━━━ Data for processing ━━━

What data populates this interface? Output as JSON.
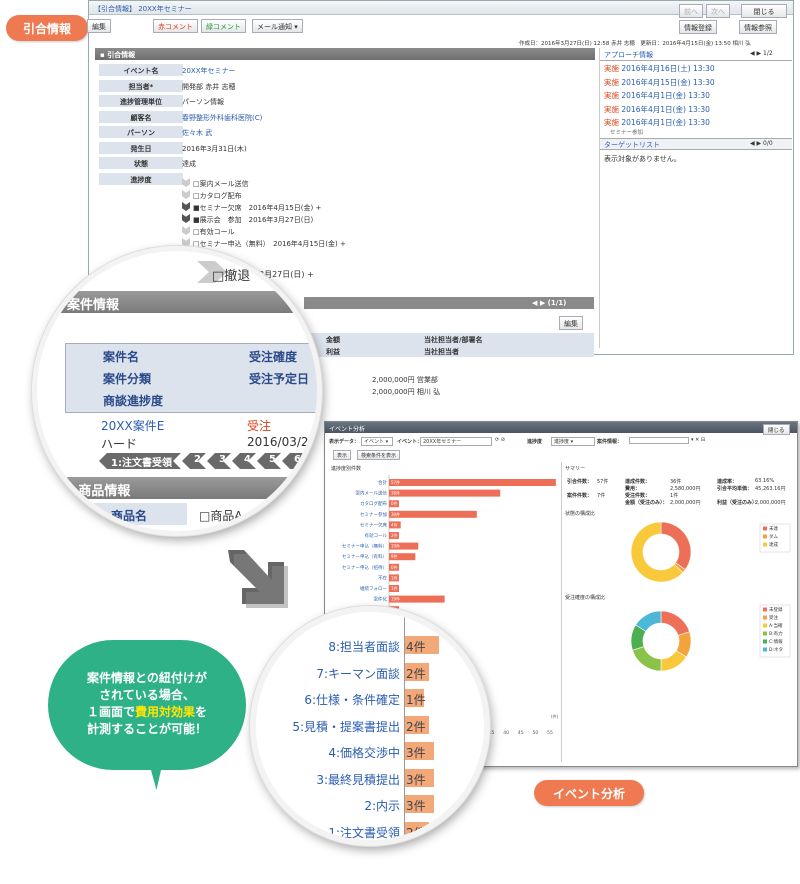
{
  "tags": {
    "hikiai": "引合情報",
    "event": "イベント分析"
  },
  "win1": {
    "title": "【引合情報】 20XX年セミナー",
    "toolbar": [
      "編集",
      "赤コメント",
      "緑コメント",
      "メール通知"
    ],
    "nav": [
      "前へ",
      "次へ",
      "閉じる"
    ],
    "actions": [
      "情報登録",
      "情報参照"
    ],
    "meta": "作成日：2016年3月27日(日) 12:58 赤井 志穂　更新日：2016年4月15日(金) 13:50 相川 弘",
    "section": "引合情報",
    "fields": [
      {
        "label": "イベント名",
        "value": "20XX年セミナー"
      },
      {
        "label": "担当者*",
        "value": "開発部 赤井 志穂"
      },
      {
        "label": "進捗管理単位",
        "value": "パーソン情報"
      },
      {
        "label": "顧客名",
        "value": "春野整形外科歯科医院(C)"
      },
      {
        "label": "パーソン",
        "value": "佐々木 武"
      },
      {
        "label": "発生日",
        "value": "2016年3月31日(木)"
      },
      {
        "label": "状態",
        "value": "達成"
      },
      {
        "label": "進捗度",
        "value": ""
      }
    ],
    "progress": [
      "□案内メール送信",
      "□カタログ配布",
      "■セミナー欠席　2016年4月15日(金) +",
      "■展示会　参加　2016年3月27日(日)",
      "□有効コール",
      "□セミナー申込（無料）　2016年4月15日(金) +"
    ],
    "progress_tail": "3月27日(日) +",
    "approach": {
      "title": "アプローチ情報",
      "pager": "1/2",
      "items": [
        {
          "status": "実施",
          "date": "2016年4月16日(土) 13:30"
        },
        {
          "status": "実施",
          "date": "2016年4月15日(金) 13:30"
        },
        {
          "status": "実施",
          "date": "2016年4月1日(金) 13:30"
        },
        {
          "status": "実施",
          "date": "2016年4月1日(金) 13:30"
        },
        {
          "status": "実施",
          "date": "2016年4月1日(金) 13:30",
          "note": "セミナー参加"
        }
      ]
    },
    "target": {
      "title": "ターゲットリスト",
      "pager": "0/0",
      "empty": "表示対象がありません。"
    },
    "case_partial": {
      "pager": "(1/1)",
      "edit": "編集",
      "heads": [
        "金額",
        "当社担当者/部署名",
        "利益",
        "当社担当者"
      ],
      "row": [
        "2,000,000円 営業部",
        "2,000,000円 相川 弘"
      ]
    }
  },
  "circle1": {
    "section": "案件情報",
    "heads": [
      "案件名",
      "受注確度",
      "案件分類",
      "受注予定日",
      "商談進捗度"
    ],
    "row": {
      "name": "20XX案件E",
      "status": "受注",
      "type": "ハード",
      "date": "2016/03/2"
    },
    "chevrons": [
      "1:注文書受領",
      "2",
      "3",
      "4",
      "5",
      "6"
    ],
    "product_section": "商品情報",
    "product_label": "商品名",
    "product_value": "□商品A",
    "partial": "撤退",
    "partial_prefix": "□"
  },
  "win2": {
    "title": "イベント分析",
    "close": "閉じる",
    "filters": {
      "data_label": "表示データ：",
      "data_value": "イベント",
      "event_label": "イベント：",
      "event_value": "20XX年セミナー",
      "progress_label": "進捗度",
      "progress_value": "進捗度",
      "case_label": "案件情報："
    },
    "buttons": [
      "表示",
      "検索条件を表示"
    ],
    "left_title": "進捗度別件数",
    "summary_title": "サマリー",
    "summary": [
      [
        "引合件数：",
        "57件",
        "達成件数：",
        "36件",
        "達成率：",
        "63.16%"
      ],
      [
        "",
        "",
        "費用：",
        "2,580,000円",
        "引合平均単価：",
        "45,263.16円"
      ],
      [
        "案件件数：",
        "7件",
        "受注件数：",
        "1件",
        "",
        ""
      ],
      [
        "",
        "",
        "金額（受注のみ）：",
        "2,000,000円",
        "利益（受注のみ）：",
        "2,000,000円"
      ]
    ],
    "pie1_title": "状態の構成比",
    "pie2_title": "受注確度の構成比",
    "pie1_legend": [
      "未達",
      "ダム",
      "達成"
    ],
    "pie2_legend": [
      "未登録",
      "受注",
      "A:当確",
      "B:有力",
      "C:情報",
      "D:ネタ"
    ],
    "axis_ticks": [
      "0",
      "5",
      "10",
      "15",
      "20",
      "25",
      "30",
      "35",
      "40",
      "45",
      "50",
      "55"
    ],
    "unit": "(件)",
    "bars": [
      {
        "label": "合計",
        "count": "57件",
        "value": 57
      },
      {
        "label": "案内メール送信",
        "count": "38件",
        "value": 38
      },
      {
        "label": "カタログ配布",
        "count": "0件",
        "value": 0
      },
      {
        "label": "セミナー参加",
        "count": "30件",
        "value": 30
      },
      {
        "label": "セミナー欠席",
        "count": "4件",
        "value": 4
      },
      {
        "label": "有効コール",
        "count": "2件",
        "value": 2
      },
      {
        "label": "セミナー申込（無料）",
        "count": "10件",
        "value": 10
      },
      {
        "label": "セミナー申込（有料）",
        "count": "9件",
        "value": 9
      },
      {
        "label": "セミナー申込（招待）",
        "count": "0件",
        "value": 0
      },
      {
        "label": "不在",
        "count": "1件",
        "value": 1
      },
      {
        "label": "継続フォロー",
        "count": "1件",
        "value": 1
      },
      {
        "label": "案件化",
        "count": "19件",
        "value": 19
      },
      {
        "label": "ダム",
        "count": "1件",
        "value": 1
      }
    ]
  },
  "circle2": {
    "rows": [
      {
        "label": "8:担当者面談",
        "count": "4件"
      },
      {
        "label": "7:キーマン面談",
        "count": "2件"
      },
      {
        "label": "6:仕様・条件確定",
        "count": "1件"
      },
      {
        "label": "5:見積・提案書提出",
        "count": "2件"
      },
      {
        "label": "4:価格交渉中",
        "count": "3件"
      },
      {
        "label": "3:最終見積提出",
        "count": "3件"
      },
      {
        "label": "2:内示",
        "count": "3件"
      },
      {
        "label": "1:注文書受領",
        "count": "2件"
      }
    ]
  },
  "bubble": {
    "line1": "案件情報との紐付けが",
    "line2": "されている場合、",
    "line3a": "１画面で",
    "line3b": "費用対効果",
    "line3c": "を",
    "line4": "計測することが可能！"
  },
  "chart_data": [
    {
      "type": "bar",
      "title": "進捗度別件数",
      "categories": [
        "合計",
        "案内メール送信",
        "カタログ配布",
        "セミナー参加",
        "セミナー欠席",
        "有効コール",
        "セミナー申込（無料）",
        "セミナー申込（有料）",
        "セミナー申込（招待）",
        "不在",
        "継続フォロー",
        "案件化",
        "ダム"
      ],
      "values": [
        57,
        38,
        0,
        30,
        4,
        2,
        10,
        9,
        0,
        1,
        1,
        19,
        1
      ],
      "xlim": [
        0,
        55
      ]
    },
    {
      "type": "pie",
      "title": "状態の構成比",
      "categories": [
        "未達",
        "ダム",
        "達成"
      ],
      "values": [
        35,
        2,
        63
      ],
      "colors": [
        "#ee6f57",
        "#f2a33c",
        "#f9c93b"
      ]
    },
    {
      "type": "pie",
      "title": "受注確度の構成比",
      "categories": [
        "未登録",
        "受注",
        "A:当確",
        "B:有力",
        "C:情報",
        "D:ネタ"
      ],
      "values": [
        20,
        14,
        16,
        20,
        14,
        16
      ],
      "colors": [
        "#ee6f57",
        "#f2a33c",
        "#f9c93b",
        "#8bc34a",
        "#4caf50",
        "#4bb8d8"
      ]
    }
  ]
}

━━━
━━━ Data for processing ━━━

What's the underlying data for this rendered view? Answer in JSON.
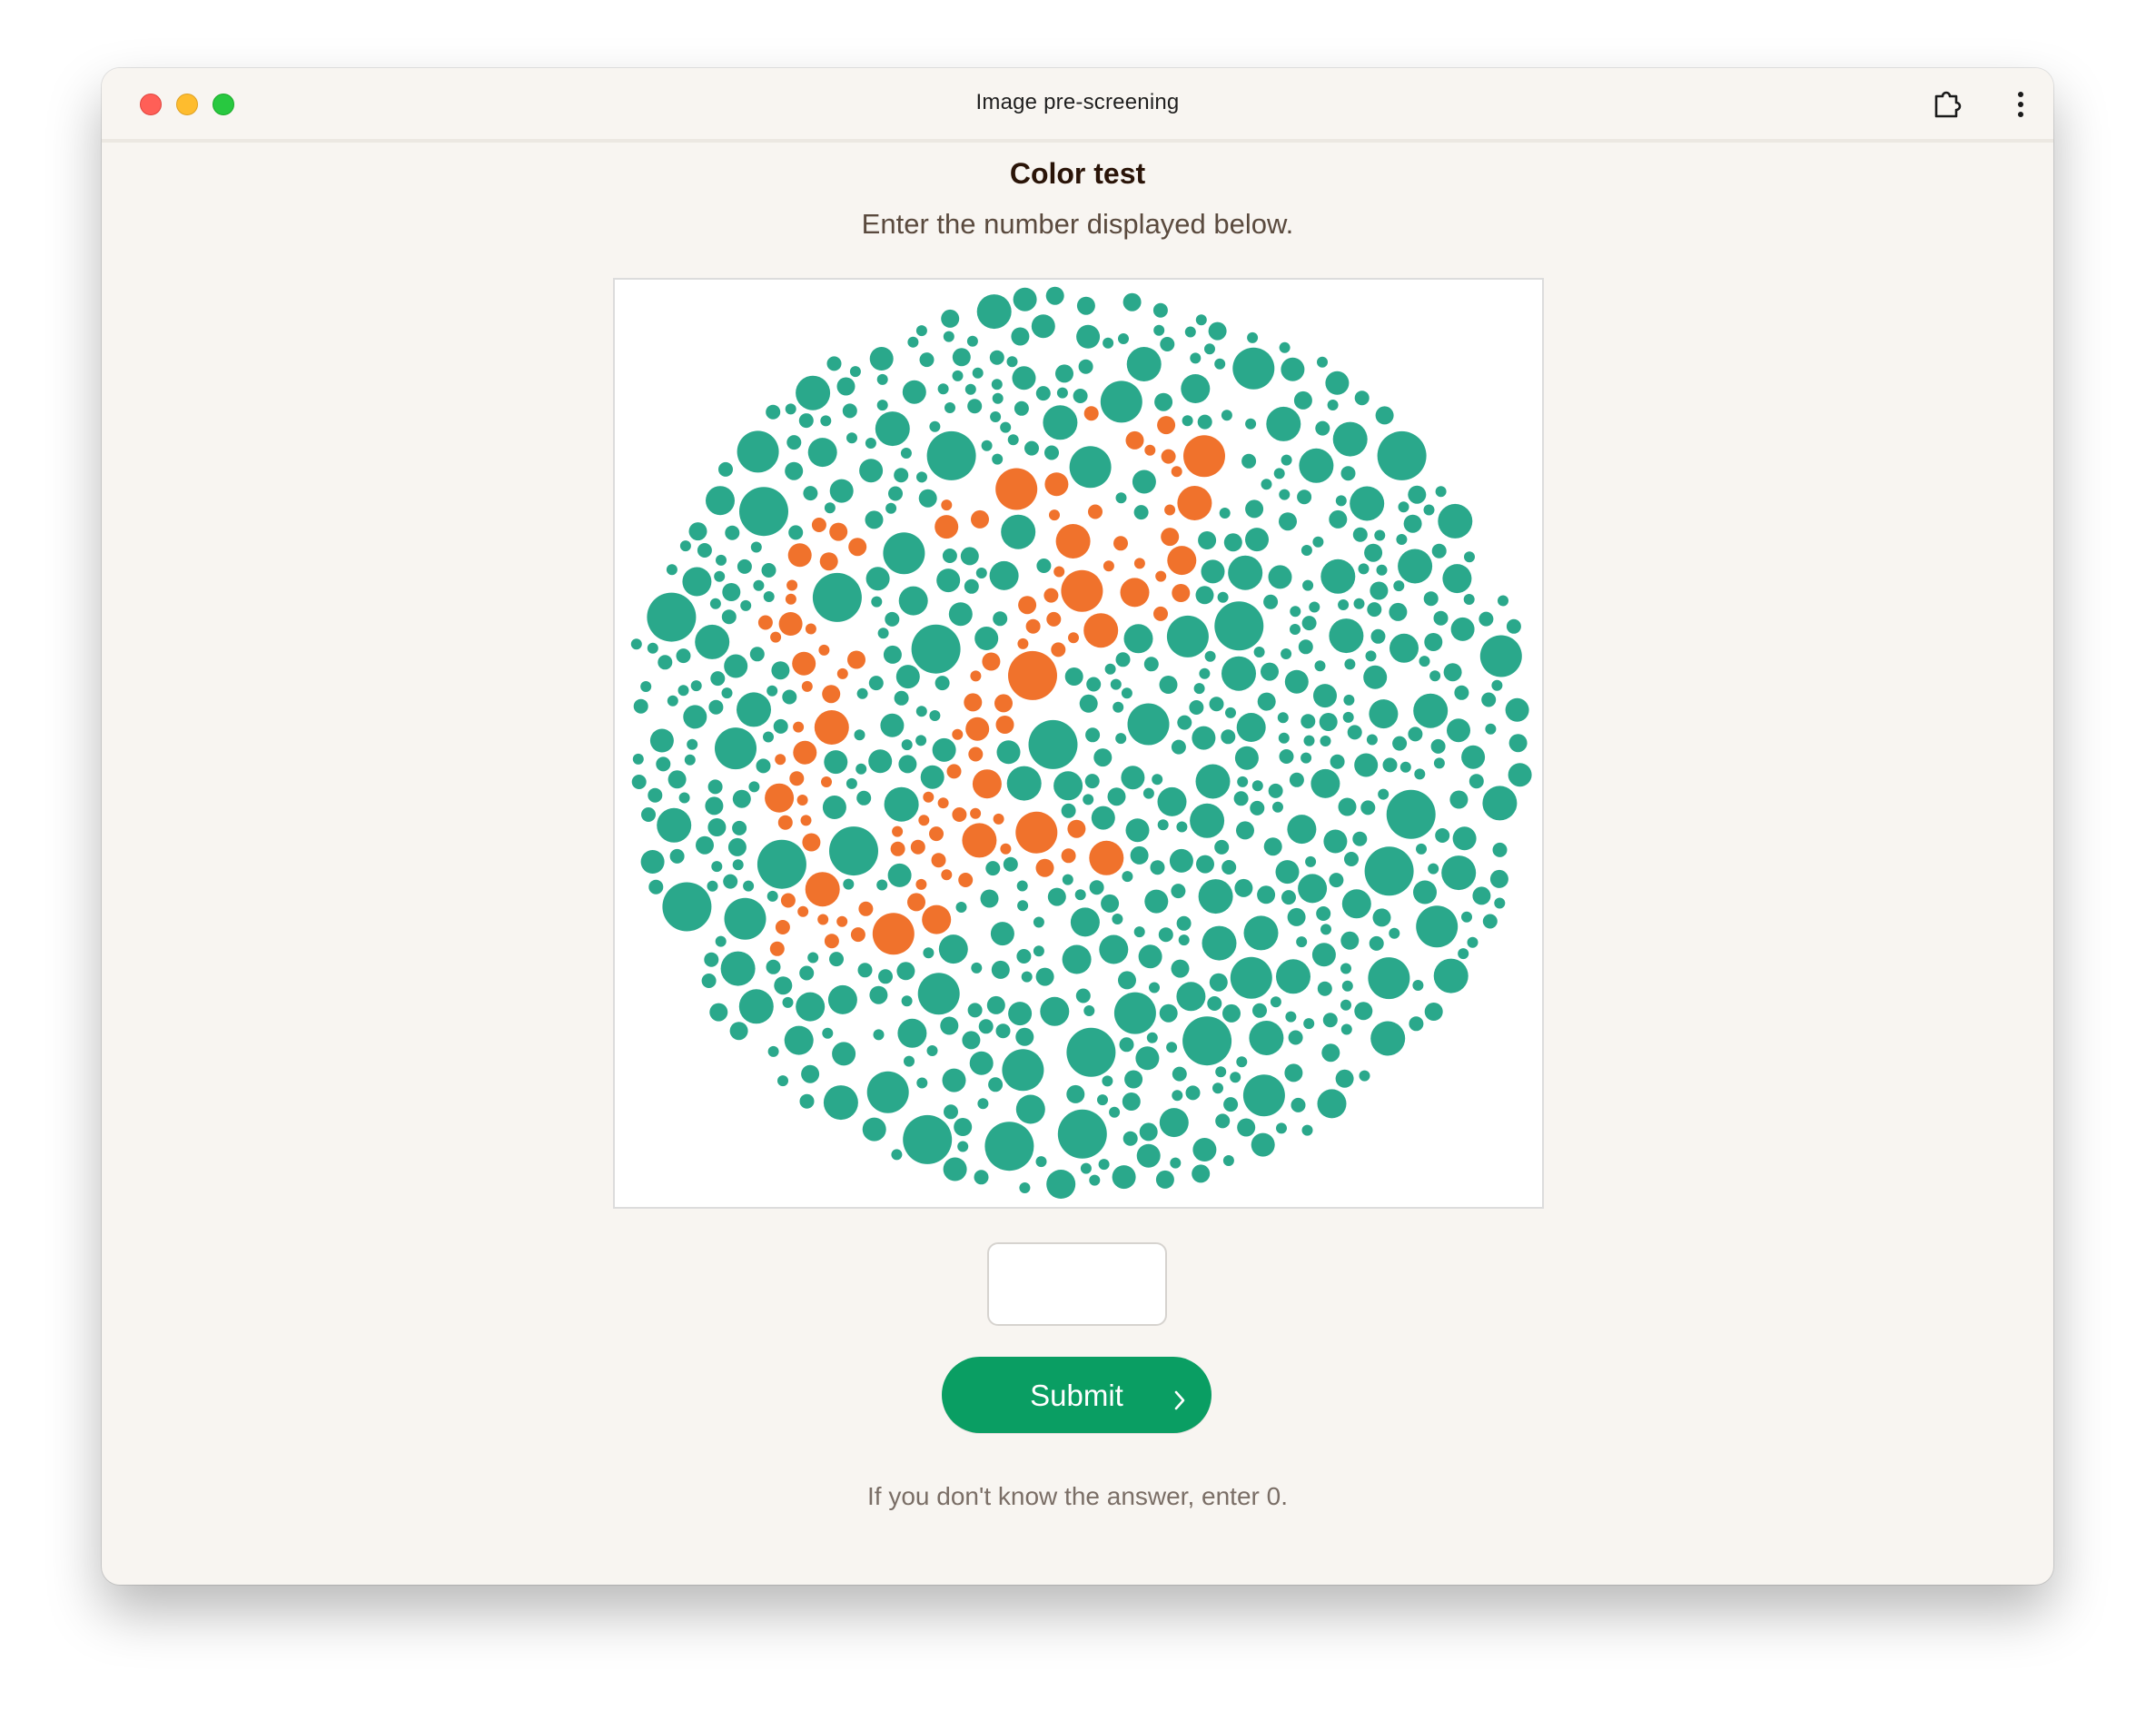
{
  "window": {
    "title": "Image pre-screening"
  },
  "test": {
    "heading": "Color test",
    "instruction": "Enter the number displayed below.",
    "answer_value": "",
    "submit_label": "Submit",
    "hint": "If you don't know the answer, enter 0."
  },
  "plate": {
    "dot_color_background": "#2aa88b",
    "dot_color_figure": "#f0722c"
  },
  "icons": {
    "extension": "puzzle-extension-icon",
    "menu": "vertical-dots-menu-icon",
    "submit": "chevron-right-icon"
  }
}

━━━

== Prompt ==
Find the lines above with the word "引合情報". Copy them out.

== Result of the task ==
    "hikiai": "引合情報",
    "title": "【引合情報】 20XX年セミナー",
    "section": "引合情報",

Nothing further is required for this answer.